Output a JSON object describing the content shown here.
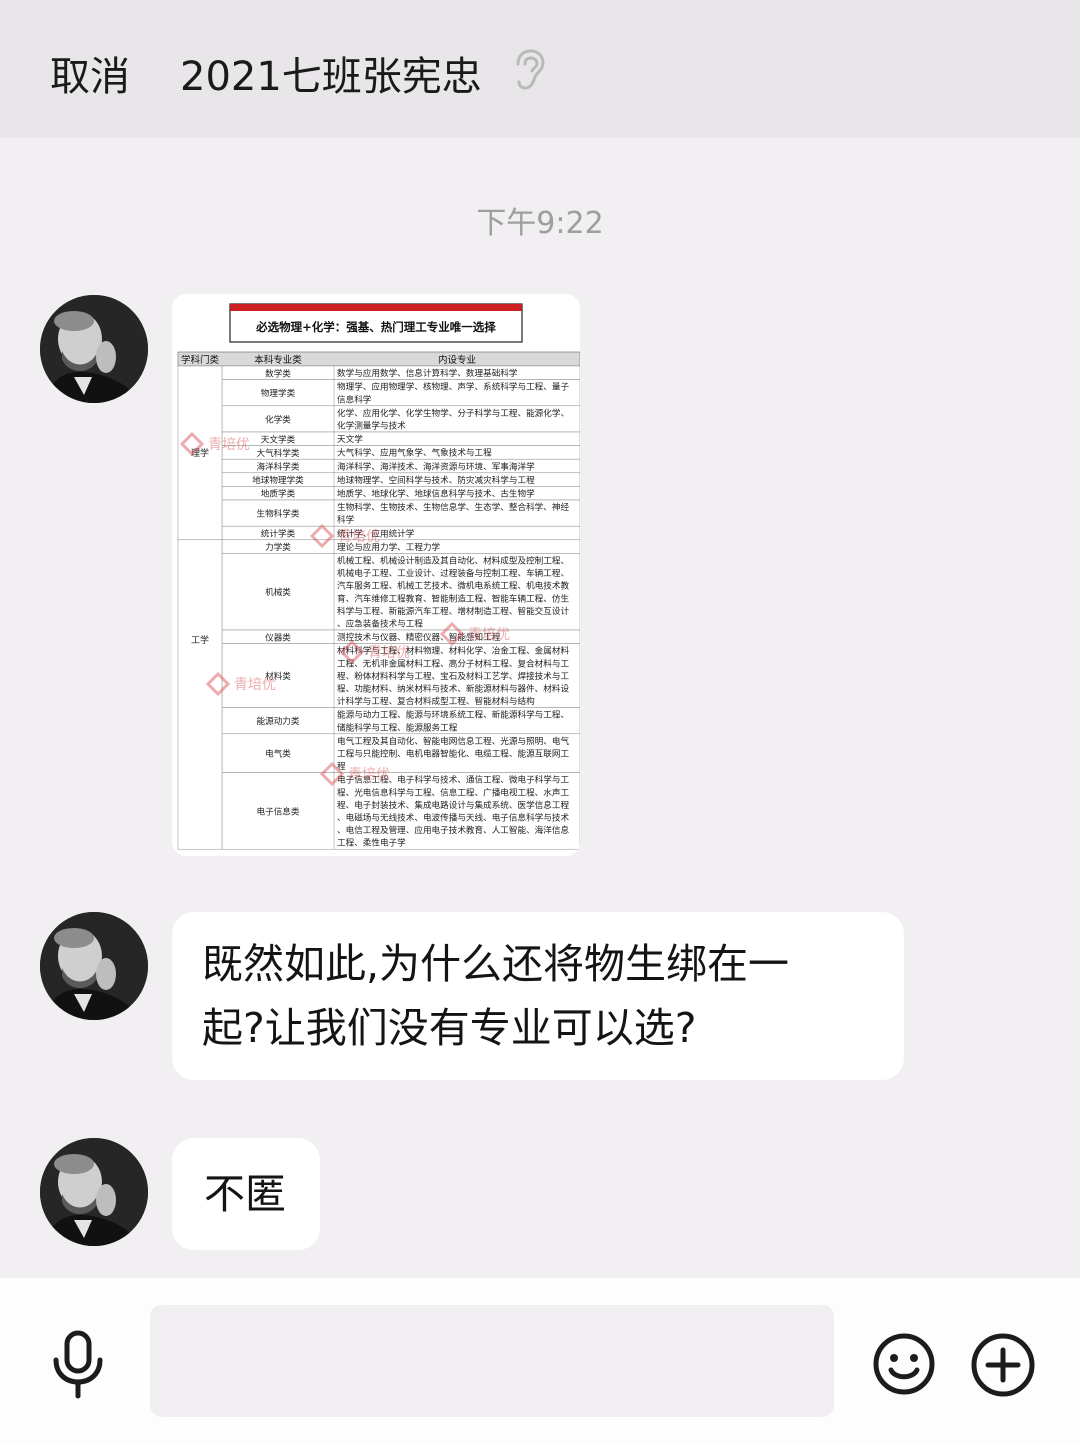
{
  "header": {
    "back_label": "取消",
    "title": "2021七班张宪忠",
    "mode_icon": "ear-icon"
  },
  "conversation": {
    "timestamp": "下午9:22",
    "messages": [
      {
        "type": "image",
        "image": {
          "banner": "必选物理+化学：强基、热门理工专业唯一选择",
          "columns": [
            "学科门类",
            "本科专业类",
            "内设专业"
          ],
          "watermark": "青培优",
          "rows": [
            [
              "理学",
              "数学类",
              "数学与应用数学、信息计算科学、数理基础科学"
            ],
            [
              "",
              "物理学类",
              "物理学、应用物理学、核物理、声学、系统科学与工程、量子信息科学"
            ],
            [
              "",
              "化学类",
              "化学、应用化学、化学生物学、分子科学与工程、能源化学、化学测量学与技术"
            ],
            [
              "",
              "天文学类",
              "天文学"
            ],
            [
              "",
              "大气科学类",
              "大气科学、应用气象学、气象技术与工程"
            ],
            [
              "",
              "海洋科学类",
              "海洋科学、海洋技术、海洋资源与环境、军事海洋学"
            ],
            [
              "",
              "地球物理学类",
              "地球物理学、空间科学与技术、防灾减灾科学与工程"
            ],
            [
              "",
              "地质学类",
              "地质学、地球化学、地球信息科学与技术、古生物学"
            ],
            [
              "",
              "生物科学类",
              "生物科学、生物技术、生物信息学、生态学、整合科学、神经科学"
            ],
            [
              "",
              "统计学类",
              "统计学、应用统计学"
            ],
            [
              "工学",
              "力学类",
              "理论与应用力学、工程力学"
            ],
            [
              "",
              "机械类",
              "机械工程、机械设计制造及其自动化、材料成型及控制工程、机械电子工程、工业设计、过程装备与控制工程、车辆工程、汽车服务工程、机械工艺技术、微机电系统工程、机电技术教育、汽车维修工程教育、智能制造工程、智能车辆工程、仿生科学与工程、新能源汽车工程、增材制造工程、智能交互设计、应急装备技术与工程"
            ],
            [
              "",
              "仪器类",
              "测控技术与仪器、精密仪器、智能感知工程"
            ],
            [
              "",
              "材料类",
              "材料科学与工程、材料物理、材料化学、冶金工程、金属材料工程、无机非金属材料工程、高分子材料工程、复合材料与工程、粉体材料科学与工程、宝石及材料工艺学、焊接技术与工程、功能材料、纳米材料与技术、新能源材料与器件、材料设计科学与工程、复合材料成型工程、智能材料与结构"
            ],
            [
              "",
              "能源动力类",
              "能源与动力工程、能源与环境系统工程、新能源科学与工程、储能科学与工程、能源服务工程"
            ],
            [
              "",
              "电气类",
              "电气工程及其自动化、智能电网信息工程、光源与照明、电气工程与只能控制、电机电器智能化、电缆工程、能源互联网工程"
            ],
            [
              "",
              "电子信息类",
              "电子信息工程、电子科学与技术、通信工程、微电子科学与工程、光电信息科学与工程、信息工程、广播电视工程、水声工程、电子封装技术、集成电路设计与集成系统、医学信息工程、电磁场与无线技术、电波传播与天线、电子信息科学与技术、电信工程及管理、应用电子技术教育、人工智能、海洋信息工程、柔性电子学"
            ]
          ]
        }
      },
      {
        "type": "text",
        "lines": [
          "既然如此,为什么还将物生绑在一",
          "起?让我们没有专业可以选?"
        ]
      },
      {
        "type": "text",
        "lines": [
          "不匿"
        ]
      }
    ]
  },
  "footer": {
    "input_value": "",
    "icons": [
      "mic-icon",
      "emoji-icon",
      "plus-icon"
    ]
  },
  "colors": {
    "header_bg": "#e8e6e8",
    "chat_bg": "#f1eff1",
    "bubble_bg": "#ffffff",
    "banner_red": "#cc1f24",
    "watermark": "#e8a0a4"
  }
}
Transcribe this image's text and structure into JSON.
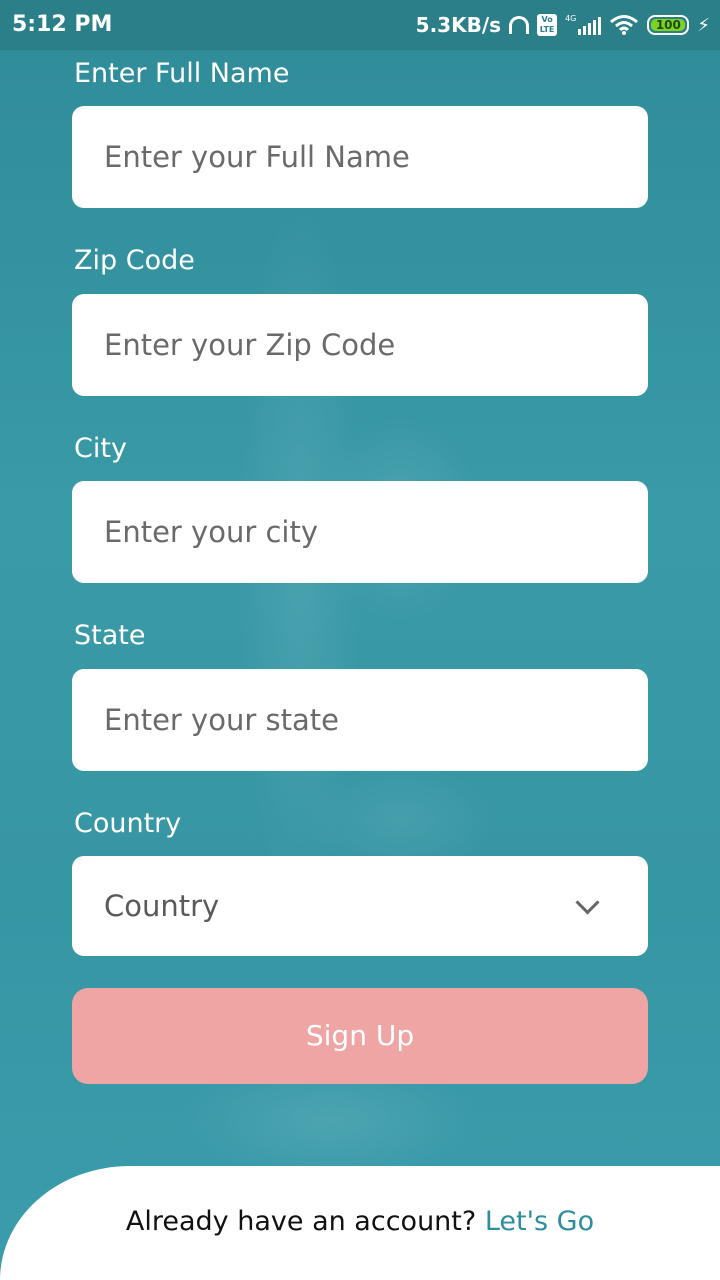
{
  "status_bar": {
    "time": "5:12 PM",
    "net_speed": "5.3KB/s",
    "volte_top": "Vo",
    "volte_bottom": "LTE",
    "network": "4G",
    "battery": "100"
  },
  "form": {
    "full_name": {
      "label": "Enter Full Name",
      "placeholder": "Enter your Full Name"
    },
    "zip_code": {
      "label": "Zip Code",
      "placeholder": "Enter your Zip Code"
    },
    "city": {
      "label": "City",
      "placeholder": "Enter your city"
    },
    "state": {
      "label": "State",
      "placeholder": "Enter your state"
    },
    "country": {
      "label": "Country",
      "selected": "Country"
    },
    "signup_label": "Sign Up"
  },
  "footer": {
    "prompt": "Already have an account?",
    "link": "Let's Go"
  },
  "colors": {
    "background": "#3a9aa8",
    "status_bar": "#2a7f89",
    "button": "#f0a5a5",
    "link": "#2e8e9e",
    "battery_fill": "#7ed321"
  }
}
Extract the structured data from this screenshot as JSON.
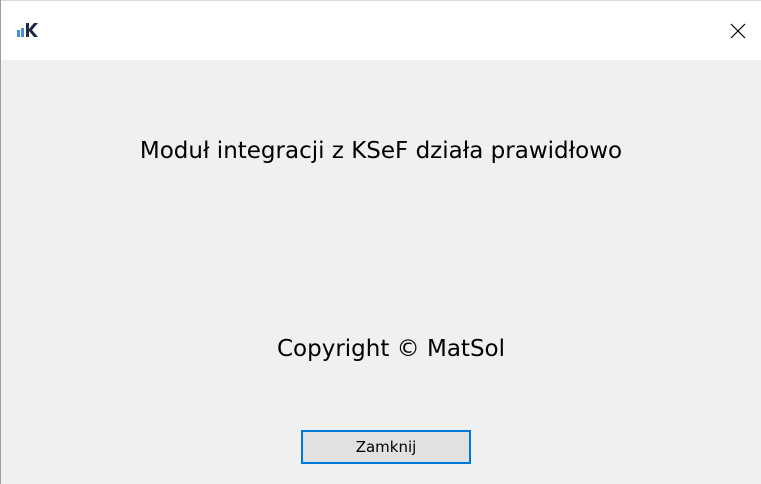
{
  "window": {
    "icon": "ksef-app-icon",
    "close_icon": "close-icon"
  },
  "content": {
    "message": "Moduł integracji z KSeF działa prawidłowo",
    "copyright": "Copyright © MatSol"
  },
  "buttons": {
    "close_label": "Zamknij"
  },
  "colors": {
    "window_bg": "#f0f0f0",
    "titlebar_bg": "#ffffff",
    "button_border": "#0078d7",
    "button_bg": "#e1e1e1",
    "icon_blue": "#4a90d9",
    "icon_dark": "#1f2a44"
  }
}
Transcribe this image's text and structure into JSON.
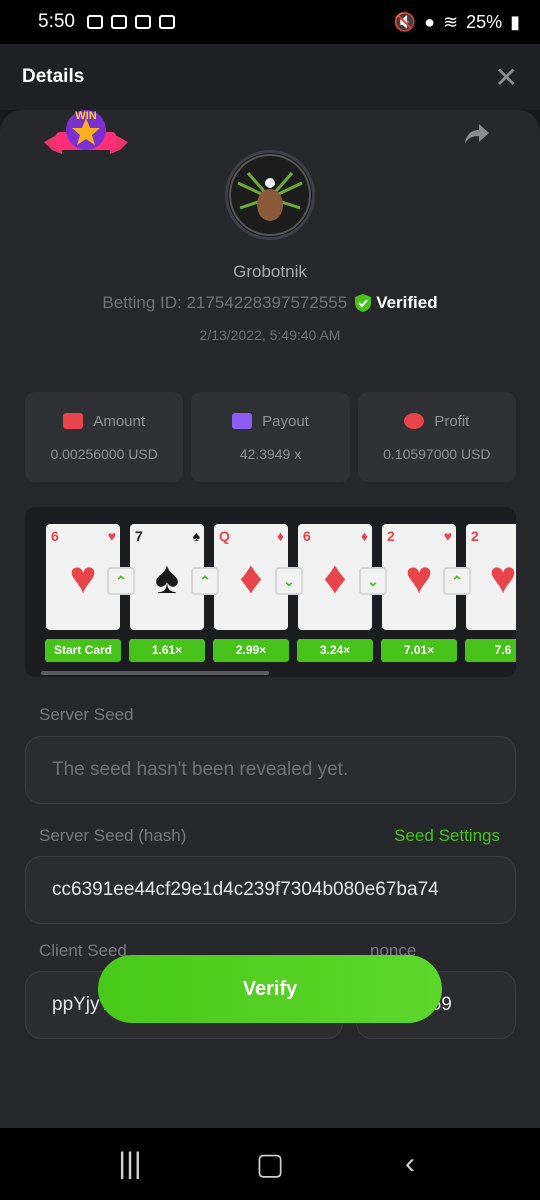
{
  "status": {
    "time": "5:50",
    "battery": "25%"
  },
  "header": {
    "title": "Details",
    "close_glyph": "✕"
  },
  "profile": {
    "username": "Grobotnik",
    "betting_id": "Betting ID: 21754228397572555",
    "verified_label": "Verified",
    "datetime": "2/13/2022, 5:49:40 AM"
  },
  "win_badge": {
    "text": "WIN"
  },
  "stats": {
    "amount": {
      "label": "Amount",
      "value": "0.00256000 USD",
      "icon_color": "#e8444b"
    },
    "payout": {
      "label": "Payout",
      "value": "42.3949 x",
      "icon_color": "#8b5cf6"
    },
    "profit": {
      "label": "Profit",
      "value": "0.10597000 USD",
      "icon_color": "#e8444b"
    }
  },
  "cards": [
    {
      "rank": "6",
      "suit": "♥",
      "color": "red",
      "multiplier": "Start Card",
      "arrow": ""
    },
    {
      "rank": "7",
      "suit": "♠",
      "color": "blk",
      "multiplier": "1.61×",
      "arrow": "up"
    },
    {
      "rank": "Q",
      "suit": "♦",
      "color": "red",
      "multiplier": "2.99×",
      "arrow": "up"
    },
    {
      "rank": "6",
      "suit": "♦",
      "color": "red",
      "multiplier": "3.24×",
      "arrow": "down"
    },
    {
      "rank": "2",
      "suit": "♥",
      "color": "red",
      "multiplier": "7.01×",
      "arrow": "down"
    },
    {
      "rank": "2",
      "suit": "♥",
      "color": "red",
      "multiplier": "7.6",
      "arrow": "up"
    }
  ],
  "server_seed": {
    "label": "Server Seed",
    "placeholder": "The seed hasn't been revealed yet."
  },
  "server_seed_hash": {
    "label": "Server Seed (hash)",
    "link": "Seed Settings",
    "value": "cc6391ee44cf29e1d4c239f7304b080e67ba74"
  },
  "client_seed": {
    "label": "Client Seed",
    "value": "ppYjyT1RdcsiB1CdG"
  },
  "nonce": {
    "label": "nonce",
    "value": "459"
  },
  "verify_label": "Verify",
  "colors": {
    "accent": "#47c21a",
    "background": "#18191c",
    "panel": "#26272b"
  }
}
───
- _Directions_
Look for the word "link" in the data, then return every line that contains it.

- _Response to the exercise_
    "link": "Let's Go"
    "link": "#2e8e9e",
    "link": "Seed Settings",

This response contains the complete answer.